React Has Built-In Dependency Injection, It turns out React has a dependency injection system built in JSX, and you probably already use it. For instance, this Calculator class create its own logger service, That's why, when you want to apply the dependency injection pattern, you need First, because an element can have more than one child. Services must be created in a Windows Service application project or another .NET Framework–enabled project that creates an .exe file when built and inherits from the ServiceBase class. Projects containing Windows services must have installation components for the project and its services. This can be easily accomplished from the Properties window.

Patterns for data fetching in React, The hands-on example is a simple React application with a bunch of If you want fresh data, you need to refresh the page manually or have the page custom browser development, web services for 3D distributed game  React makes it painless to create interactive UIs. Design simple views for each state in your application, and React will efficiently update and render just the right components when your data changes. Declarative views make your code more predictable and easier to debug.

  • You could use a package and see how they are doing it - npmjs.com/package/react-password-strength-meter
  • The password strength is just an example. I'm looking for a more general best practice
  • You might have to do it server side?
  • No. Only client side logic that should not be directly in the component. The password strength checker is just an example
  • If you have many such functions you could store them in a helper file and just require it into your component file for usage. If it's a single function that is relevant solely to that component it should probably live there no matter the complexity.
  • great answer mate, you stopped me from doing stuff brainless 8) KUDOS!!
  • what is the usage for container example?
  • I'm not advocating it, but if you wanted to go down the service locator path (something similar to Angular), you could add some kind of "injector/container" provider that you resolve services from (having previously registered them).
  • React hooks comes to the rescue. With Hooks you can write reusable logic without writing a class. reactjs.org/docs/…
  • This is the way that I would do it too. I am quite surprised that this answer has so few votes for it, as this feels to be the way with least friction. If your service depends on other services, then again, it would be importing those other services via their modules. Furthermore modules are, by definition, singletons, so there is actually no further work needed to "implement it as a simple singleton" - you get that behaviour for free :)
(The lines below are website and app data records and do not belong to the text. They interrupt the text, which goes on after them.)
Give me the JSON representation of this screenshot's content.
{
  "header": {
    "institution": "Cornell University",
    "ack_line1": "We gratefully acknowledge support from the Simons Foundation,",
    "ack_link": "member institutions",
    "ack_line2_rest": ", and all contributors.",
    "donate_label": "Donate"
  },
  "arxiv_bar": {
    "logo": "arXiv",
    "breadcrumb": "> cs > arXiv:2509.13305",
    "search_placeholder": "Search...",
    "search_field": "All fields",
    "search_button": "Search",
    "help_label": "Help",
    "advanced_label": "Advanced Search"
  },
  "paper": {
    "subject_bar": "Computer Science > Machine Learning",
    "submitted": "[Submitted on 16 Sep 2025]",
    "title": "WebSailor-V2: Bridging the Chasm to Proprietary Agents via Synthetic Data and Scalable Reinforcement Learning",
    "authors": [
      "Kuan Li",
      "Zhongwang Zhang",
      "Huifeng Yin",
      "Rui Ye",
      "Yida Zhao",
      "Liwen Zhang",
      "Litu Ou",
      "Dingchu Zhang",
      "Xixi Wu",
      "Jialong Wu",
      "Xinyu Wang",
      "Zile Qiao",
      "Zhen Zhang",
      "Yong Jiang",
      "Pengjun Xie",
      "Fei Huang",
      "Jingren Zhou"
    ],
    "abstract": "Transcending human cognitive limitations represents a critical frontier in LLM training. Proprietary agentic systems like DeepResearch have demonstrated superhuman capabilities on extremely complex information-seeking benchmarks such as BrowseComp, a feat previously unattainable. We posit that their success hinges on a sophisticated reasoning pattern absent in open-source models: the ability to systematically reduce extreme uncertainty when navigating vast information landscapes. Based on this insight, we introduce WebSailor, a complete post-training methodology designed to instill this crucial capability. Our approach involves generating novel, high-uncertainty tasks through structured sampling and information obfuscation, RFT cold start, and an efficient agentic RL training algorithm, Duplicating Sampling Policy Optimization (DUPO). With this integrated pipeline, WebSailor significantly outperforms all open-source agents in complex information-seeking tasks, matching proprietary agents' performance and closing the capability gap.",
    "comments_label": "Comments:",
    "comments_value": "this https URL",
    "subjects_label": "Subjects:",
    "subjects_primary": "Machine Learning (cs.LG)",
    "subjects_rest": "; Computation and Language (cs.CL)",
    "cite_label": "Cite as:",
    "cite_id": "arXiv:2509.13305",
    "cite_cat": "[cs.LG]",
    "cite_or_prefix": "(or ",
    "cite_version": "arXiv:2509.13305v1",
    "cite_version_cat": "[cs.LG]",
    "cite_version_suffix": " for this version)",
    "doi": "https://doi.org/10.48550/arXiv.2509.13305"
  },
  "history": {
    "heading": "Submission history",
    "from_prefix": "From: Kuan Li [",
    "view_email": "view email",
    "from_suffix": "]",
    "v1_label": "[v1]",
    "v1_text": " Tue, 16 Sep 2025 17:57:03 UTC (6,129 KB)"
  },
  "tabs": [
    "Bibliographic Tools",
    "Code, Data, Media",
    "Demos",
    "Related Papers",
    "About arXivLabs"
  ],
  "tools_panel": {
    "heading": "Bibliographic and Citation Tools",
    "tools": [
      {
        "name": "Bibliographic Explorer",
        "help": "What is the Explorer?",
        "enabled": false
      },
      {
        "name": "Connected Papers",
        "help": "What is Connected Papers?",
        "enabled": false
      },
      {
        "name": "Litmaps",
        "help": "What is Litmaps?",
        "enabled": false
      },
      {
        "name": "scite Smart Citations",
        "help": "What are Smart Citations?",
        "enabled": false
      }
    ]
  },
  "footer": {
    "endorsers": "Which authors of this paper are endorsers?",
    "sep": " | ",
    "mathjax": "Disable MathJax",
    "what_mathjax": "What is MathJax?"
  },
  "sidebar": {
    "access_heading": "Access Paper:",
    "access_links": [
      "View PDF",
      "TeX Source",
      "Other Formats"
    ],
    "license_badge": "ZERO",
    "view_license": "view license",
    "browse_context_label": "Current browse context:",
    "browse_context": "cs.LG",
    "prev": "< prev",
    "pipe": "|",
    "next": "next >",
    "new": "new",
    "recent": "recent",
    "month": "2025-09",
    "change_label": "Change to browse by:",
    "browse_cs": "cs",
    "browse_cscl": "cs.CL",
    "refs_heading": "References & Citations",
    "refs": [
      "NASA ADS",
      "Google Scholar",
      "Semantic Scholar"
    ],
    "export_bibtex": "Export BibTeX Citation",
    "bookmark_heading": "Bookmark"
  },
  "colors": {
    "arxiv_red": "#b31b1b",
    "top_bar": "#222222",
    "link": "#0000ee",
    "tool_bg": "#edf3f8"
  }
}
  • +1 - Nice answer if you're only using services that provide functions. However, Angular's service are classes that are defined once, thus providing more features than just delivering functions. You can cache objects as service class parameter, for example.
  • This should be the real answer, and not the over complicated response above